-- LISTED ENTRIES follows --
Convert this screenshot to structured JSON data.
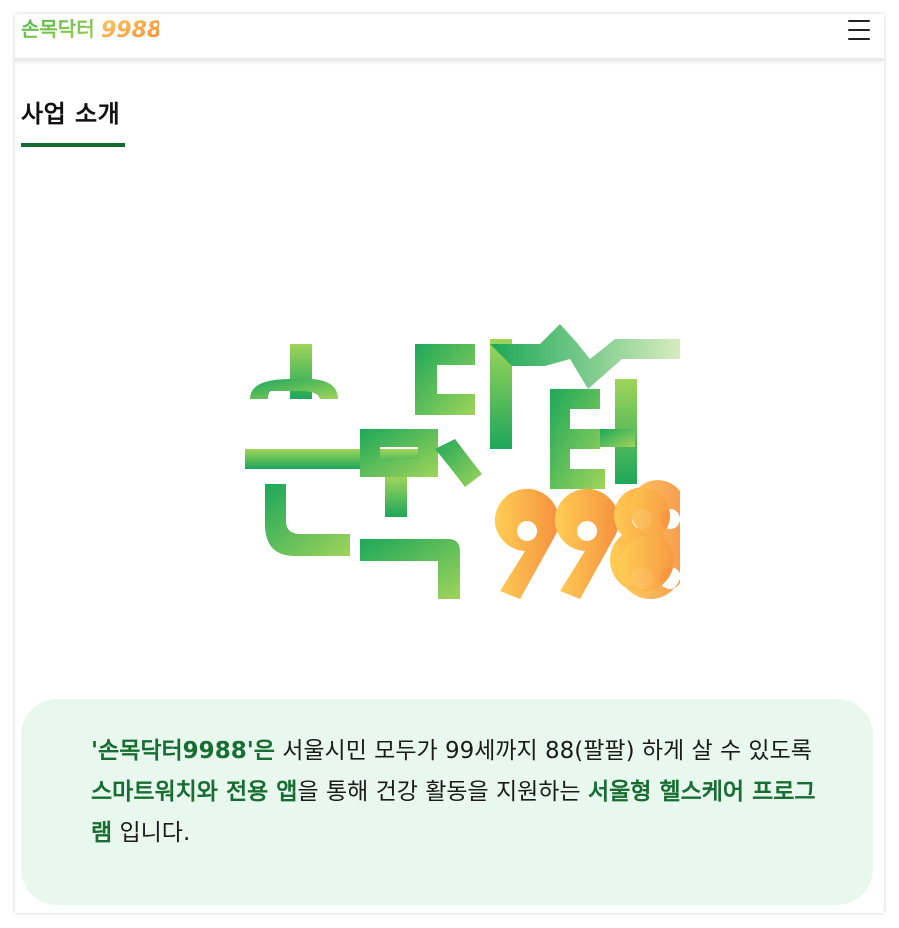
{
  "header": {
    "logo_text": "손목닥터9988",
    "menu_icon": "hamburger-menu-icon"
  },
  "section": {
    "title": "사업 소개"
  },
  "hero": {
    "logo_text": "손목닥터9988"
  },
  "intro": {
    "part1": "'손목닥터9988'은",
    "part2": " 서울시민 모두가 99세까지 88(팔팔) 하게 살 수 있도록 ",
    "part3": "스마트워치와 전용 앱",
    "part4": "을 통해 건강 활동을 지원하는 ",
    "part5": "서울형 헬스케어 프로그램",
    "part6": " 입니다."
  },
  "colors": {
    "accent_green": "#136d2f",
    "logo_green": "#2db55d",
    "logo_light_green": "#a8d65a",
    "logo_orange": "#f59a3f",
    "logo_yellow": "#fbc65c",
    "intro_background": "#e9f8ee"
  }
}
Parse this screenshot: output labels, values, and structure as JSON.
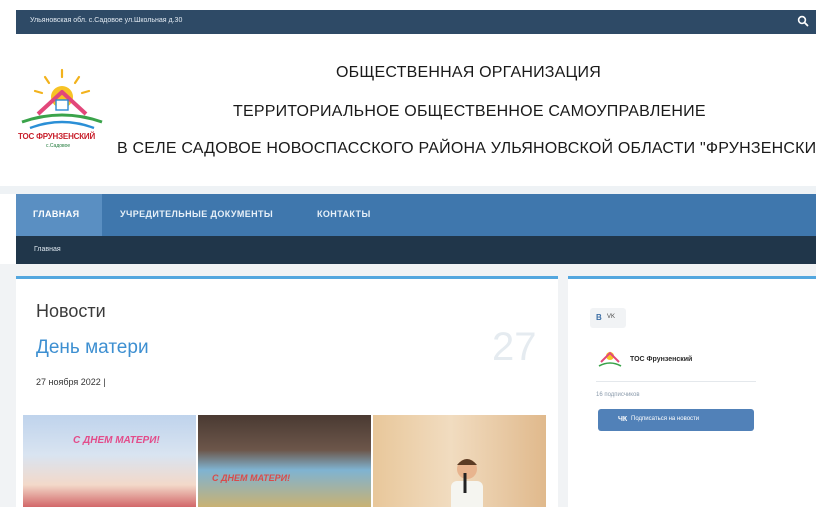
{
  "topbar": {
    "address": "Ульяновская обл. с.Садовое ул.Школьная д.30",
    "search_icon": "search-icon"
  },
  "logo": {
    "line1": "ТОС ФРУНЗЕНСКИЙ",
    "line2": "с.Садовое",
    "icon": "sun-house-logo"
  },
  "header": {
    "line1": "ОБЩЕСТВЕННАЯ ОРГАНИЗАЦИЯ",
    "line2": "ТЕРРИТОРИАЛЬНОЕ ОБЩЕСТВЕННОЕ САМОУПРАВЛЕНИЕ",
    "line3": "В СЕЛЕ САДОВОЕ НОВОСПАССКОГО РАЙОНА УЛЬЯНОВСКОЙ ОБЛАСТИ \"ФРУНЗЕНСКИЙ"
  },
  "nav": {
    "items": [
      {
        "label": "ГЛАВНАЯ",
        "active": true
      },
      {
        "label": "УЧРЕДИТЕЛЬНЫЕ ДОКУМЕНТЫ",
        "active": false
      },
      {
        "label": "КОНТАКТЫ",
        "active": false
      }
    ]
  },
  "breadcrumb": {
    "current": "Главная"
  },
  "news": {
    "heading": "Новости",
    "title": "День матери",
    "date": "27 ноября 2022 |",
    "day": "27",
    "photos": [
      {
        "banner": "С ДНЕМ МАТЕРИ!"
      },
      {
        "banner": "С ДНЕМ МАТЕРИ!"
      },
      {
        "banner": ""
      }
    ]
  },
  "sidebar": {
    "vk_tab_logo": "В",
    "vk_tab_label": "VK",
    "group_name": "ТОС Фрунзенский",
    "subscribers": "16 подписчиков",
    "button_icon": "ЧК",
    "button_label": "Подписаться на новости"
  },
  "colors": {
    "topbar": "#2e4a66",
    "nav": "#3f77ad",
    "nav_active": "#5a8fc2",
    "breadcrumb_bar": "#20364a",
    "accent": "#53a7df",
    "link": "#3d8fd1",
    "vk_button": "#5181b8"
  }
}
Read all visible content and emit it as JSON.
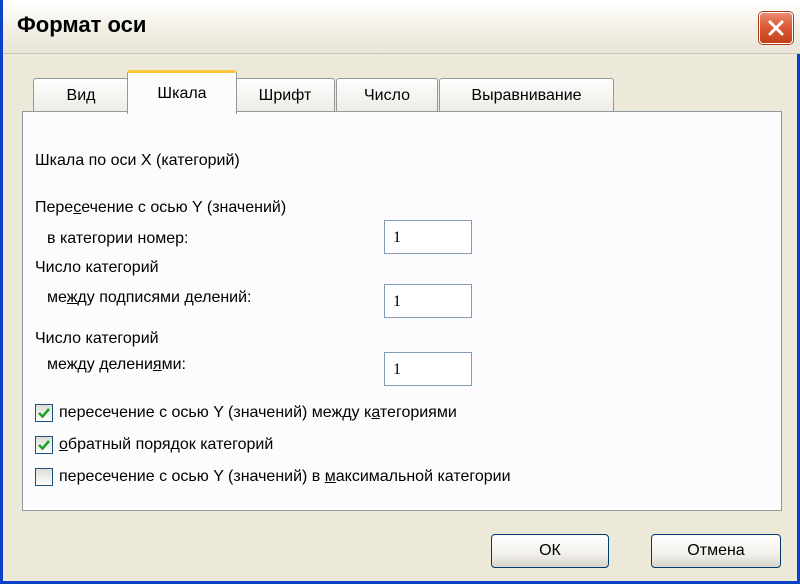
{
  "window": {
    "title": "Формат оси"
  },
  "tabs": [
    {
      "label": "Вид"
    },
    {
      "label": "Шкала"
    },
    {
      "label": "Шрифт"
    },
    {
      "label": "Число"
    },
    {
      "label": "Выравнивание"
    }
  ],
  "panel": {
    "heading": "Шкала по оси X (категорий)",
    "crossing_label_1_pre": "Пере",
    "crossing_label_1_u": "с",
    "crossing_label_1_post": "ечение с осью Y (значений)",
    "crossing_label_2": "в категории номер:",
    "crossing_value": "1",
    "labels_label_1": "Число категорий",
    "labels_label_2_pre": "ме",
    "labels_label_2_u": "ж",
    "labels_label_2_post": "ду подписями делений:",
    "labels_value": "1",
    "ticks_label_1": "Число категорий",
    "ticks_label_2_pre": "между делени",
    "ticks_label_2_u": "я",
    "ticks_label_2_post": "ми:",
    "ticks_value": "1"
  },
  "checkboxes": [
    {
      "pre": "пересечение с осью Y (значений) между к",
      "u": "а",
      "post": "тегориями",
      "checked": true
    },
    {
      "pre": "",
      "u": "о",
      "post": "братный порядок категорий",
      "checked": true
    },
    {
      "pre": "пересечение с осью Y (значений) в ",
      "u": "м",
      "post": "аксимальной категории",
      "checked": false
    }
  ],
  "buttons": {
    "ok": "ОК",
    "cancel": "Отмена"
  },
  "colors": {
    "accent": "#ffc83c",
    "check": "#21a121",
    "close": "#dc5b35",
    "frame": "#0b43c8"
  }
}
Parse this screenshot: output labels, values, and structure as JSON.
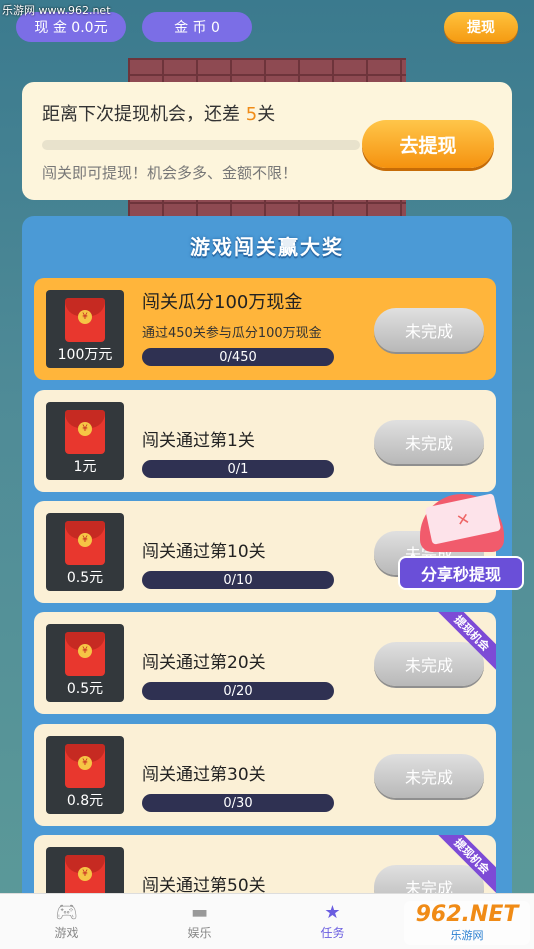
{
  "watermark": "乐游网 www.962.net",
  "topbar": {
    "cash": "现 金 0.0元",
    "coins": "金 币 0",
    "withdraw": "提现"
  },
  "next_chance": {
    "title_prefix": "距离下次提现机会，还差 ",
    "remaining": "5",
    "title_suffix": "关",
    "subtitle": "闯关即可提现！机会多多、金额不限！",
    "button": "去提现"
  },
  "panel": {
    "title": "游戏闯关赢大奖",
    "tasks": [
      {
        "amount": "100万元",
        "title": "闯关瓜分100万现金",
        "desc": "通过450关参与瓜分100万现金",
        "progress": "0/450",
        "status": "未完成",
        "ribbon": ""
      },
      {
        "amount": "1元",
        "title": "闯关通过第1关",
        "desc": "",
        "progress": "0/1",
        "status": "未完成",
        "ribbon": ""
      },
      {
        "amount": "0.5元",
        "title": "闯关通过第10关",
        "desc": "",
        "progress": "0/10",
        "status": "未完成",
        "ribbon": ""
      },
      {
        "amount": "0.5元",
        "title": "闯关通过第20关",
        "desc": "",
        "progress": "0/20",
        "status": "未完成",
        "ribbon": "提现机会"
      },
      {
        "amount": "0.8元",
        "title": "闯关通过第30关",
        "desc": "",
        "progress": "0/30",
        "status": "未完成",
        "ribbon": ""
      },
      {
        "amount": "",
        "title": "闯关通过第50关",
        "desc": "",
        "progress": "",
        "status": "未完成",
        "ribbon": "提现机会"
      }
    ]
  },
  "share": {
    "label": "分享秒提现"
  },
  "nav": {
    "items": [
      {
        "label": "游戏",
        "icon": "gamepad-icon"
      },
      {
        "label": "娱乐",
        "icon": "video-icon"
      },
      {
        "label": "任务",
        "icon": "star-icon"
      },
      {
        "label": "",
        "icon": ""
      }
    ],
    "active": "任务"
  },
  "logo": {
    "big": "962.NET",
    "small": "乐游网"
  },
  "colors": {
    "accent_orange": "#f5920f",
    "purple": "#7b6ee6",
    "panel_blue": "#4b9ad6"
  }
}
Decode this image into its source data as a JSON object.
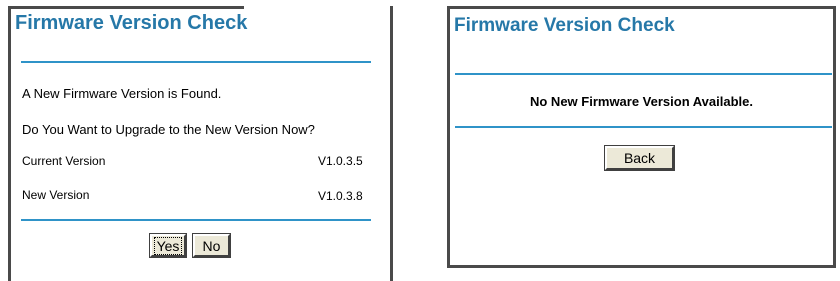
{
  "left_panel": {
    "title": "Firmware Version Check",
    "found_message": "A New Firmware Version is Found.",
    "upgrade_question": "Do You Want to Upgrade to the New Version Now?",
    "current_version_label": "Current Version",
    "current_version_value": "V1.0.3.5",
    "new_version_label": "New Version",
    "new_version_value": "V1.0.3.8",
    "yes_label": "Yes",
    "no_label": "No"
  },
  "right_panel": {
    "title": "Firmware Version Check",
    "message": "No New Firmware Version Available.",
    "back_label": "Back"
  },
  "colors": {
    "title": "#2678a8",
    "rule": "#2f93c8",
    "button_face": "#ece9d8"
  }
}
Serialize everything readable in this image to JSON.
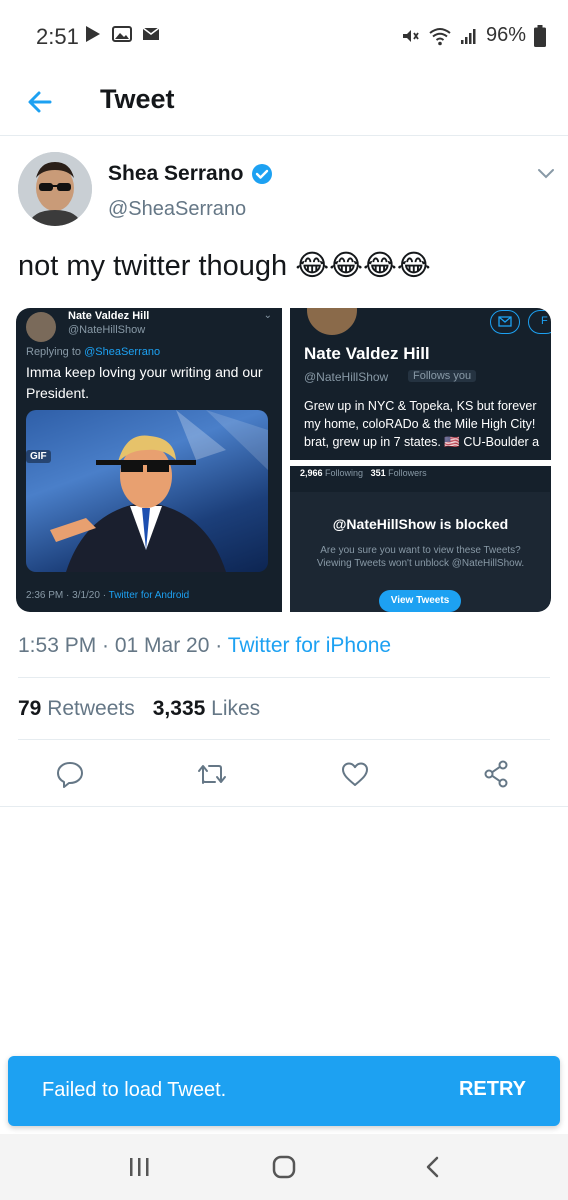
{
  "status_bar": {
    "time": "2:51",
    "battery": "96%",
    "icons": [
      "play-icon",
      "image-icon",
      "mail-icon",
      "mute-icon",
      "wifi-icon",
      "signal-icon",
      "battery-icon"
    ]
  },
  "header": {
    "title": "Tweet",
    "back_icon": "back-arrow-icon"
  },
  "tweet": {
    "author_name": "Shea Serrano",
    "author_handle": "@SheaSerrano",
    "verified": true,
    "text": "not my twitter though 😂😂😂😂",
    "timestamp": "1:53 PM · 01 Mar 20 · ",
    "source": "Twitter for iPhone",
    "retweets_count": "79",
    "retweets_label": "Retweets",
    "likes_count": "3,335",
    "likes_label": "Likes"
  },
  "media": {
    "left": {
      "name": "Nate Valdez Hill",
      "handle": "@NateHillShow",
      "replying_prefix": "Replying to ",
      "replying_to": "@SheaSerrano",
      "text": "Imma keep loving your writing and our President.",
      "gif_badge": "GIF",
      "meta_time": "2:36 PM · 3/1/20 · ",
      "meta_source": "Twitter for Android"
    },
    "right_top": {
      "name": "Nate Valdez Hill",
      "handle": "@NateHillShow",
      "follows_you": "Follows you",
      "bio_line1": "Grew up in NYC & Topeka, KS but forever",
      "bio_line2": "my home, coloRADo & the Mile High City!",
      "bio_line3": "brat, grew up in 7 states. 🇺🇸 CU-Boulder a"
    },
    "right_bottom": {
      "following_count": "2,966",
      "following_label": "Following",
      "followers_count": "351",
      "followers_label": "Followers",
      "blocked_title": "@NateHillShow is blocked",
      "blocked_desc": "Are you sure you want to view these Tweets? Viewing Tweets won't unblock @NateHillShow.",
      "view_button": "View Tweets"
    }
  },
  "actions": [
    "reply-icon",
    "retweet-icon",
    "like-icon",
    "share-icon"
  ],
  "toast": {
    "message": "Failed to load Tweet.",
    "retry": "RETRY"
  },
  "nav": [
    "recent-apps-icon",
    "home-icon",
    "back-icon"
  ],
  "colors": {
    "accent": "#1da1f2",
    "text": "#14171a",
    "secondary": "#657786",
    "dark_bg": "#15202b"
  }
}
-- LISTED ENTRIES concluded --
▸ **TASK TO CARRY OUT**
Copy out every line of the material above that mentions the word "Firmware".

▸ **RESPONSE**
    "title": "Firmware Version Check",
    "found_message": "A New Firmware Version is Found.",
    "title": "Firmware Version Check",
    "message": "No New Firmware Version Available.",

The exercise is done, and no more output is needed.